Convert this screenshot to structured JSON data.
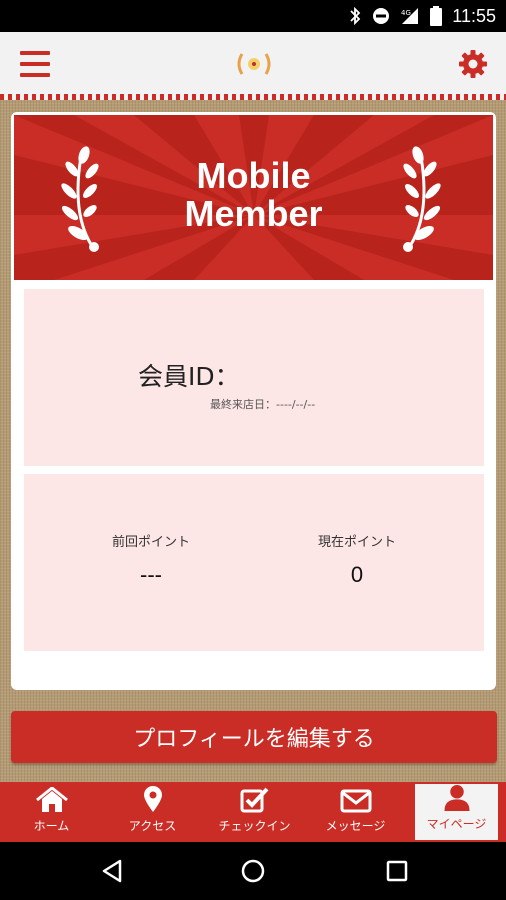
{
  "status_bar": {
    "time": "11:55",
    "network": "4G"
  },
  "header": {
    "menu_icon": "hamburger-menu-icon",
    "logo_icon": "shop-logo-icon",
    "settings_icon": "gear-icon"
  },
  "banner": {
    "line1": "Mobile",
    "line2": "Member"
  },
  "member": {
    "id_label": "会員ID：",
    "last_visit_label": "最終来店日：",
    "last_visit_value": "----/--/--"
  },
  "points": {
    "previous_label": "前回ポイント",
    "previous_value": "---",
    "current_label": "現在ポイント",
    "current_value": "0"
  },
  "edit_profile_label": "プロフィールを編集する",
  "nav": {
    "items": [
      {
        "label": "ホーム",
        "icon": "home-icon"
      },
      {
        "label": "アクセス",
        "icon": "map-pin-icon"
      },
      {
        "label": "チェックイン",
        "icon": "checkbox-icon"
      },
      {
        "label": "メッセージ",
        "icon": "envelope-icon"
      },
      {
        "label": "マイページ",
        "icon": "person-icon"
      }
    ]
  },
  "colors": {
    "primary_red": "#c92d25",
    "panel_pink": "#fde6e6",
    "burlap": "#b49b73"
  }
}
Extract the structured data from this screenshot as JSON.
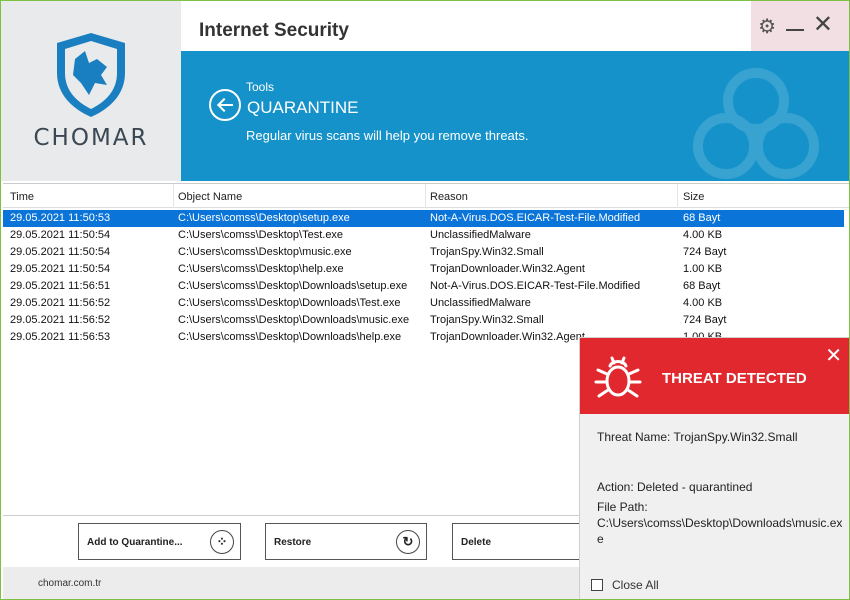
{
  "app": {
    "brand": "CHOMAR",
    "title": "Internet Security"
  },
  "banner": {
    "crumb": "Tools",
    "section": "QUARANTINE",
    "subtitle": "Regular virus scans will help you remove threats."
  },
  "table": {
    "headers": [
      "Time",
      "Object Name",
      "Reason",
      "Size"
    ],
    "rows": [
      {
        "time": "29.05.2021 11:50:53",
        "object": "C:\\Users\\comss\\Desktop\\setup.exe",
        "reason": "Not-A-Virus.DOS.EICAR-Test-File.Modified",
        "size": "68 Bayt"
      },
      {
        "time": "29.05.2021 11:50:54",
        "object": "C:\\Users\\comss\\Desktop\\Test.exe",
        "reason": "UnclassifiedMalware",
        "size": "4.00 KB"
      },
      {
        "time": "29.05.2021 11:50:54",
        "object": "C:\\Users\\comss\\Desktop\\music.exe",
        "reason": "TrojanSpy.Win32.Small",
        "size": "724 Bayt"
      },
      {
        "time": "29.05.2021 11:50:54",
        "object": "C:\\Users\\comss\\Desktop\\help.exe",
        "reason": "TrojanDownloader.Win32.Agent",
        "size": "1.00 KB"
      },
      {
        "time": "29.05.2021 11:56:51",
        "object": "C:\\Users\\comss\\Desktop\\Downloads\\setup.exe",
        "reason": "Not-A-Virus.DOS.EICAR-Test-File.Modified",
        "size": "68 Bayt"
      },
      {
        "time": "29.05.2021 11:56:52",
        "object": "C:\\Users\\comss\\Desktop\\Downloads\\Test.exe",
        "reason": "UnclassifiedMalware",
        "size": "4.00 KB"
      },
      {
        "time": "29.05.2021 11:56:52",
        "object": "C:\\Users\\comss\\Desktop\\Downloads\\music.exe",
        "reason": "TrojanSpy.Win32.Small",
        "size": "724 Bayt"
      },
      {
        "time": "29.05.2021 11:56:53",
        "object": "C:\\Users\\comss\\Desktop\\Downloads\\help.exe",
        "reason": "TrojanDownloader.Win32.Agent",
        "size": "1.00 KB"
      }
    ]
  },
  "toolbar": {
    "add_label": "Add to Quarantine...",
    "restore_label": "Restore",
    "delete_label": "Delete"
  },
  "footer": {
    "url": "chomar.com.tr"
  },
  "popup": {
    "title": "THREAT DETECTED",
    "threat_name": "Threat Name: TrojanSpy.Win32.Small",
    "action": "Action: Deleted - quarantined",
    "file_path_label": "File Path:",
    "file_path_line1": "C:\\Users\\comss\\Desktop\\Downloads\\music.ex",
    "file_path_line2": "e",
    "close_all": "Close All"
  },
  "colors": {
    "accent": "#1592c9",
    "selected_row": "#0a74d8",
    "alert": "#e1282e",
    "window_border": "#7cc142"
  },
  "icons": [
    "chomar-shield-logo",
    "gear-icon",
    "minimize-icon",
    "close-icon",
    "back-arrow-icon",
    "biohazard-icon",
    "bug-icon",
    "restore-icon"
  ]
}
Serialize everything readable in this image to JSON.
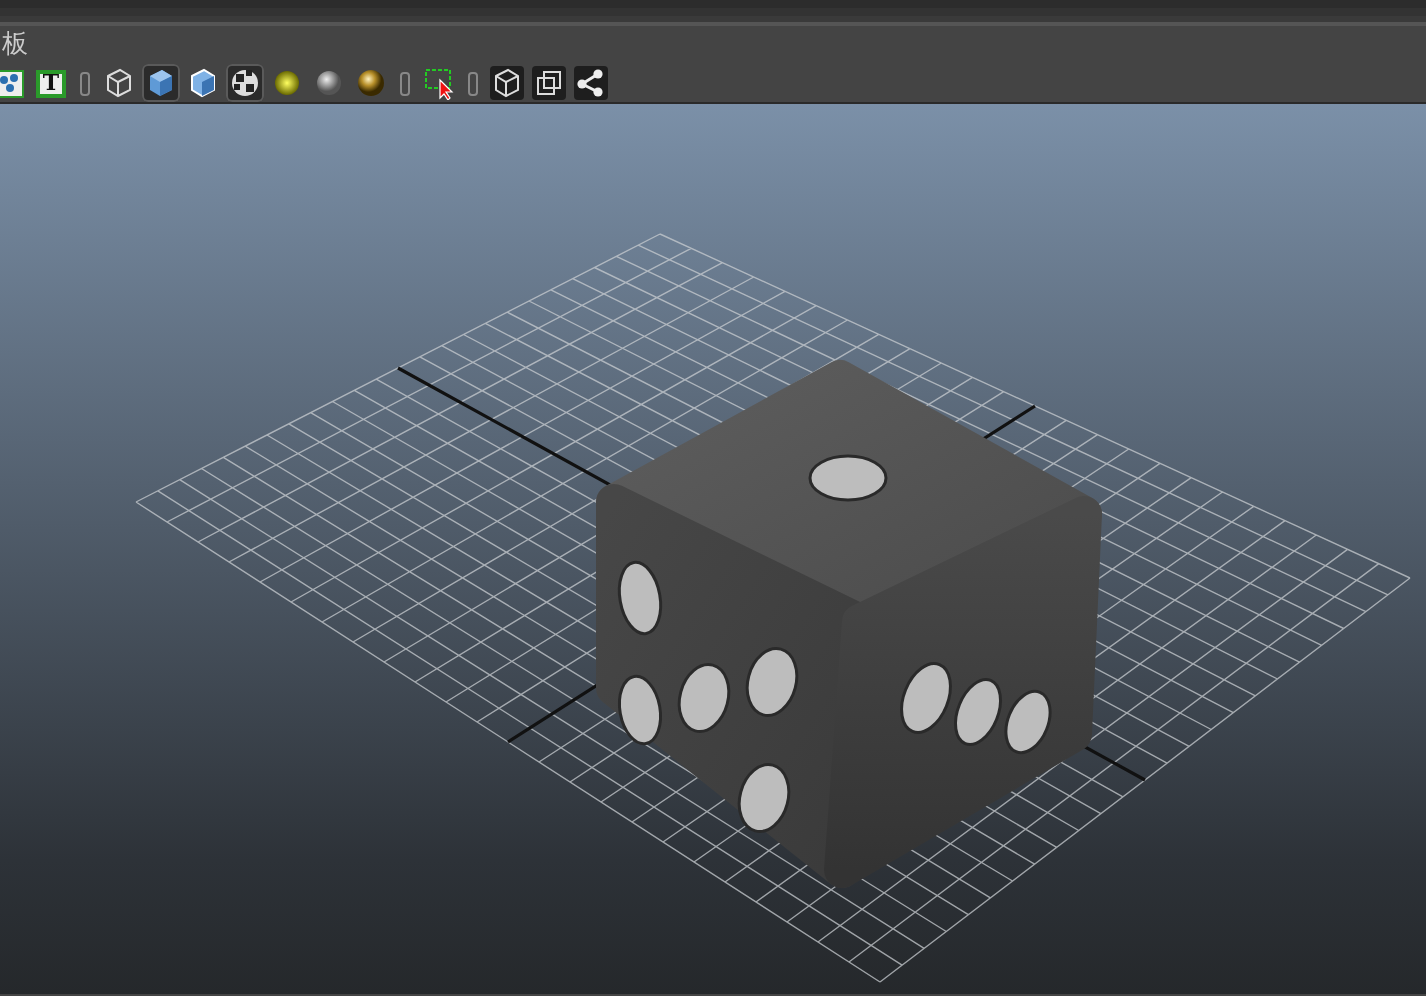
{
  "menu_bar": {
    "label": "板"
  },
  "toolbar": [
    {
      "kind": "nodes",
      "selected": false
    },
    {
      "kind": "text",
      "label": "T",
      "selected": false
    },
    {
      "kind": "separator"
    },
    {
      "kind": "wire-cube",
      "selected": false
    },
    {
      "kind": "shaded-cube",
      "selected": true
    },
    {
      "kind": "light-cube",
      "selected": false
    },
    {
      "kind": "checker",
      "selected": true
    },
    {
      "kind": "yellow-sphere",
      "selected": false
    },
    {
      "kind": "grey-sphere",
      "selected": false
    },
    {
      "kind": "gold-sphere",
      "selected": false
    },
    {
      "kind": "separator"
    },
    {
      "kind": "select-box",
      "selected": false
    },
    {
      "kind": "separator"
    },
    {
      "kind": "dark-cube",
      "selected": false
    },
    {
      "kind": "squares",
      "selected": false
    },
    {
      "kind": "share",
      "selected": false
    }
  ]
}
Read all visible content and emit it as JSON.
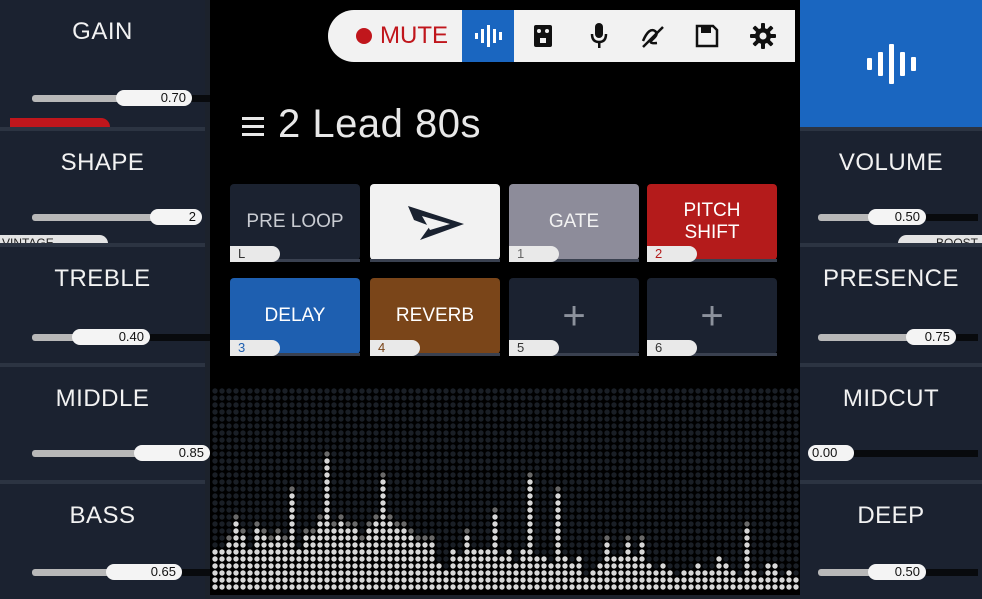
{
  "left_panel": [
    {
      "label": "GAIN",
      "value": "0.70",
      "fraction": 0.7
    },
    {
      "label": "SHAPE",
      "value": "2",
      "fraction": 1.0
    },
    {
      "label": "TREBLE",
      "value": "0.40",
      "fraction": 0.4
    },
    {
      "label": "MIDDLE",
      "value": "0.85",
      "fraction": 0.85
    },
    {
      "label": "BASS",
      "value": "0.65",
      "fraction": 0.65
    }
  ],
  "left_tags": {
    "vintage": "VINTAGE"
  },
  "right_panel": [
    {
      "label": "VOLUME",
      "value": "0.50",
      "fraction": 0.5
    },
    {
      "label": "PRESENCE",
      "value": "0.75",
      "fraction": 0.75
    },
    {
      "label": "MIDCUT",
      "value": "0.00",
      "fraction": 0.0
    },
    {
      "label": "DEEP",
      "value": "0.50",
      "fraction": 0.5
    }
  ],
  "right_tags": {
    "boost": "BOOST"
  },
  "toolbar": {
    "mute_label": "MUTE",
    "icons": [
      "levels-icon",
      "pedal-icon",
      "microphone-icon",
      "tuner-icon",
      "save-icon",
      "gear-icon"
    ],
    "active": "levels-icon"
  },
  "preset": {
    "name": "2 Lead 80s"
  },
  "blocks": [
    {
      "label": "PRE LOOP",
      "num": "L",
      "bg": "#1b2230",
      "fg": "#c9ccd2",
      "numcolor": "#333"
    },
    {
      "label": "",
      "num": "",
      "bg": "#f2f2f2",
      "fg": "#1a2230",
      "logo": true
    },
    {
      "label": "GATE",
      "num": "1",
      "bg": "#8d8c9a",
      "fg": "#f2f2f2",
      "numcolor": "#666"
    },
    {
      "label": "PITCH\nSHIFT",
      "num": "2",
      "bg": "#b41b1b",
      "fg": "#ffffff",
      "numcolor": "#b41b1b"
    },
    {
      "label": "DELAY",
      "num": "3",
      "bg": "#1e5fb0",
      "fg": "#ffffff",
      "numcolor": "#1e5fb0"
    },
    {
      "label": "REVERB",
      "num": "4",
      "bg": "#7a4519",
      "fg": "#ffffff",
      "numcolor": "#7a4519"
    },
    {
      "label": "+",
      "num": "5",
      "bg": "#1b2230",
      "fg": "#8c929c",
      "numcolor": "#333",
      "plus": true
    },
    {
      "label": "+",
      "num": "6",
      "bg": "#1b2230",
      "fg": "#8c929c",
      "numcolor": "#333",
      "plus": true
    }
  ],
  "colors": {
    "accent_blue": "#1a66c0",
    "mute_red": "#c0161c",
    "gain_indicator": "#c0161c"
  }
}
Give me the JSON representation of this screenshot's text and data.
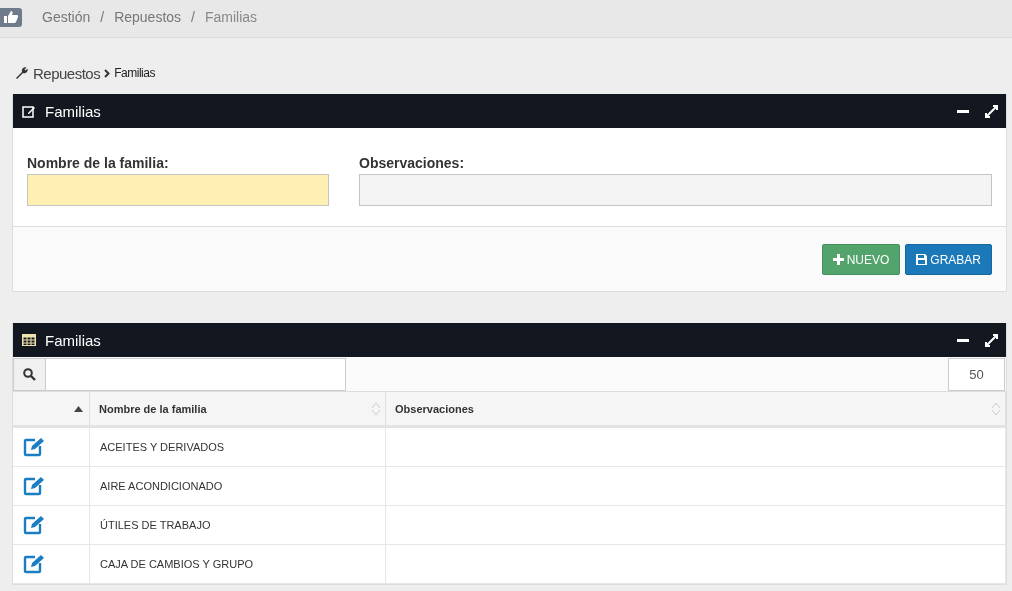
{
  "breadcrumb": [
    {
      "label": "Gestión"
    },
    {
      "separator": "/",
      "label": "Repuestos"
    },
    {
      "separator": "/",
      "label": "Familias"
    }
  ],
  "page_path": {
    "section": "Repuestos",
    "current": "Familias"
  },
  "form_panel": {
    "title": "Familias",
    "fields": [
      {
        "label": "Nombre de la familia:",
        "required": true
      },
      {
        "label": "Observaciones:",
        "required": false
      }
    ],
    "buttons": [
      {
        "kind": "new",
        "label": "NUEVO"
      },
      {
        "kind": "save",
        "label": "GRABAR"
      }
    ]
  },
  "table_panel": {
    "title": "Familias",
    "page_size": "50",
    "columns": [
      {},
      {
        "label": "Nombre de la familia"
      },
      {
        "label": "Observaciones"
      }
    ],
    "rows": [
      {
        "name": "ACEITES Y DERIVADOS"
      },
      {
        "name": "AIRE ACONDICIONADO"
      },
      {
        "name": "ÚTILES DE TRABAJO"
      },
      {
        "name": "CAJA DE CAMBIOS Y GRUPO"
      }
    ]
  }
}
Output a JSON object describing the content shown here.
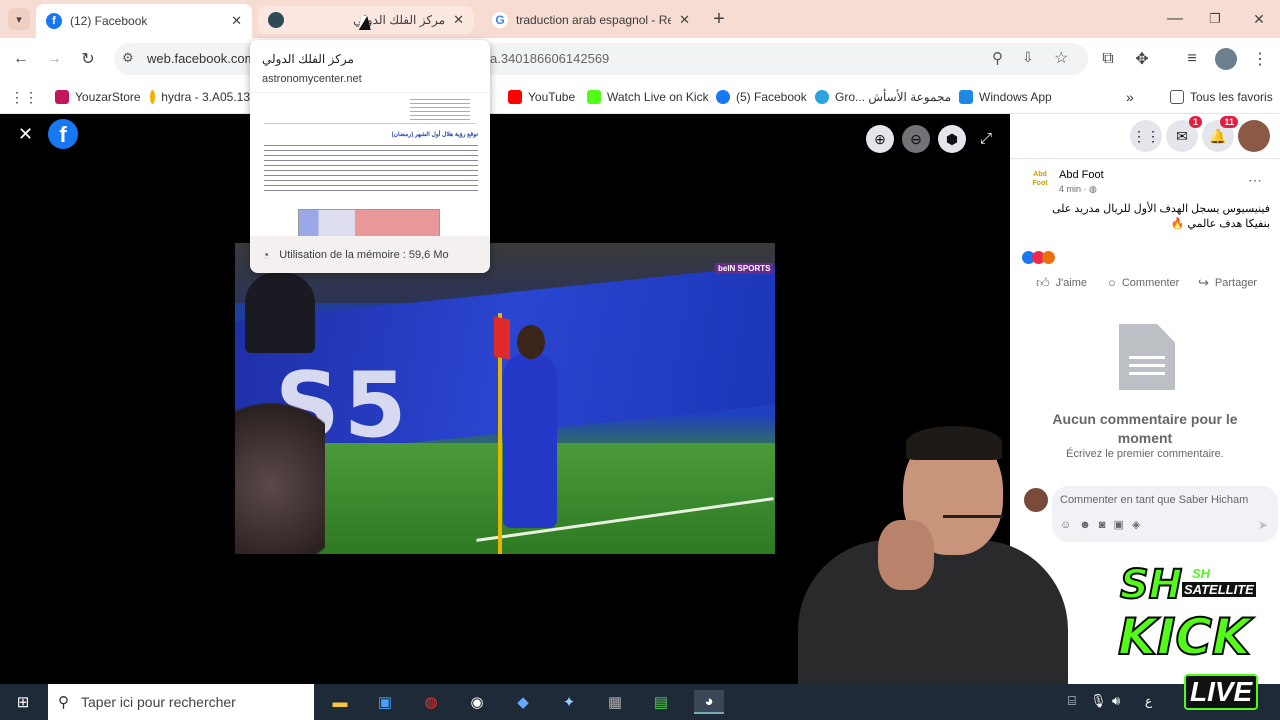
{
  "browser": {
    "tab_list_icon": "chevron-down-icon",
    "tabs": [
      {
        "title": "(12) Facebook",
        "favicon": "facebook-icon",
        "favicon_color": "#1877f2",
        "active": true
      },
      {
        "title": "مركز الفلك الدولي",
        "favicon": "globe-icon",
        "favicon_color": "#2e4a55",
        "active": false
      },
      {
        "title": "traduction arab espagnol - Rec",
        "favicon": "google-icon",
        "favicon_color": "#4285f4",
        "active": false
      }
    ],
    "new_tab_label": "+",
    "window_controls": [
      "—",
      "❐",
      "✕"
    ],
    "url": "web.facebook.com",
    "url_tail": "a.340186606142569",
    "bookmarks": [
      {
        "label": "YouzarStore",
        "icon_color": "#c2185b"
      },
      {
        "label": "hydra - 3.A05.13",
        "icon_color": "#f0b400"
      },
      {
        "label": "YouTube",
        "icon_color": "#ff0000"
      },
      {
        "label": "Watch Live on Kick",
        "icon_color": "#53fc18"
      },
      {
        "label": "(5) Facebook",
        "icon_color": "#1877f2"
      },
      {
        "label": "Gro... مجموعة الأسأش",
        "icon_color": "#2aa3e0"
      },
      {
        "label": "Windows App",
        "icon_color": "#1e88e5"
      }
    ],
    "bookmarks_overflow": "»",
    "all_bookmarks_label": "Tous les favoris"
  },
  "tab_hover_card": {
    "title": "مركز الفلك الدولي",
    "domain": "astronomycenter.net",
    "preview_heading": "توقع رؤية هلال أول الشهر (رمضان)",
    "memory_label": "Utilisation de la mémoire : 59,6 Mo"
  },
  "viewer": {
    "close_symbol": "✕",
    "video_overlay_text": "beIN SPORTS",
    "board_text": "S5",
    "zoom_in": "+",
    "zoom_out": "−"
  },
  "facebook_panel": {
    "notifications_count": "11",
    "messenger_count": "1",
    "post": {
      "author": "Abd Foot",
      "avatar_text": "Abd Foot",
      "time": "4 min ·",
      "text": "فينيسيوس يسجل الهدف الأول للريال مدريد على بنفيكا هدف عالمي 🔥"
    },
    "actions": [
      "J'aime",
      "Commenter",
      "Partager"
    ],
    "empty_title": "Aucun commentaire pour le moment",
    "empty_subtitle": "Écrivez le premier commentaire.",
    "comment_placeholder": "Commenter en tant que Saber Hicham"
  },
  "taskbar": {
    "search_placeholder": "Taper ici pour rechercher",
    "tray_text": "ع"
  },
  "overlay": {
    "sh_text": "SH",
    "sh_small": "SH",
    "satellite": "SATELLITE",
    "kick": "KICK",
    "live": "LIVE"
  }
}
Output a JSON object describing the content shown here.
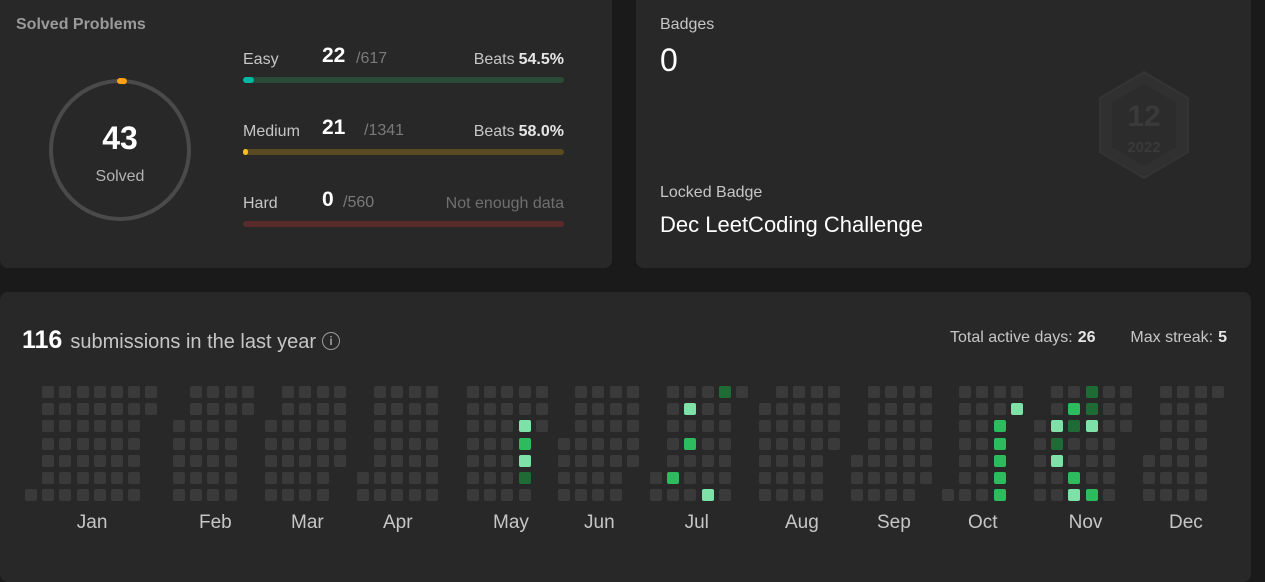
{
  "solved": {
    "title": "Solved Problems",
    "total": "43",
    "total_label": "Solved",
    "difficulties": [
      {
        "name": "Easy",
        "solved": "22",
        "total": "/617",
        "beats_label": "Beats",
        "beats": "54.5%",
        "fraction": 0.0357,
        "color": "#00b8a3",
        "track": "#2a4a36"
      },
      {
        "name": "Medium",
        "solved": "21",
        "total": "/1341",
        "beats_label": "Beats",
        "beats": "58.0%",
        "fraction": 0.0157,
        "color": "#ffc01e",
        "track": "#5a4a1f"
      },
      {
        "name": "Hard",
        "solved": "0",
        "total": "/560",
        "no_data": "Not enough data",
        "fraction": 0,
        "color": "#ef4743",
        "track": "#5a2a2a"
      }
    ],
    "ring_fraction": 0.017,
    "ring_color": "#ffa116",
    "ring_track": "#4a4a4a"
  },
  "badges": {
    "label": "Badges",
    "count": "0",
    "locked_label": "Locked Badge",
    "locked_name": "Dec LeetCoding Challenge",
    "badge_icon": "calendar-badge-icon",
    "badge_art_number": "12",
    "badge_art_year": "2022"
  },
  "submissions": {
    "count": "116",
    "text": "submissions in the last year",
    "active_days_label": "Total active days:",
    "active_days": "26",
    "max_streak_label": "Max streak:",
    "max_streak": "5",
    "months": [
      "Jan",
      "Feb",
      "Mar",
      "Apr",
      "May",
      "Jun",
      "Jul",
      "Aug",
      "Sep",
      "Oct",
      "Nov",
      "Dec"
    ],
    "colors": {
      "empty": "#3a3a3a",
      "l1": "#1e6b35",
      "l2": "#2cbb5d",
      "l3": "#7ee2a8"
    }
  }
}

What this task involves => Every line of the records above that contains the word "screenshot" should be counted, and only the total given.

Reply to the task => 3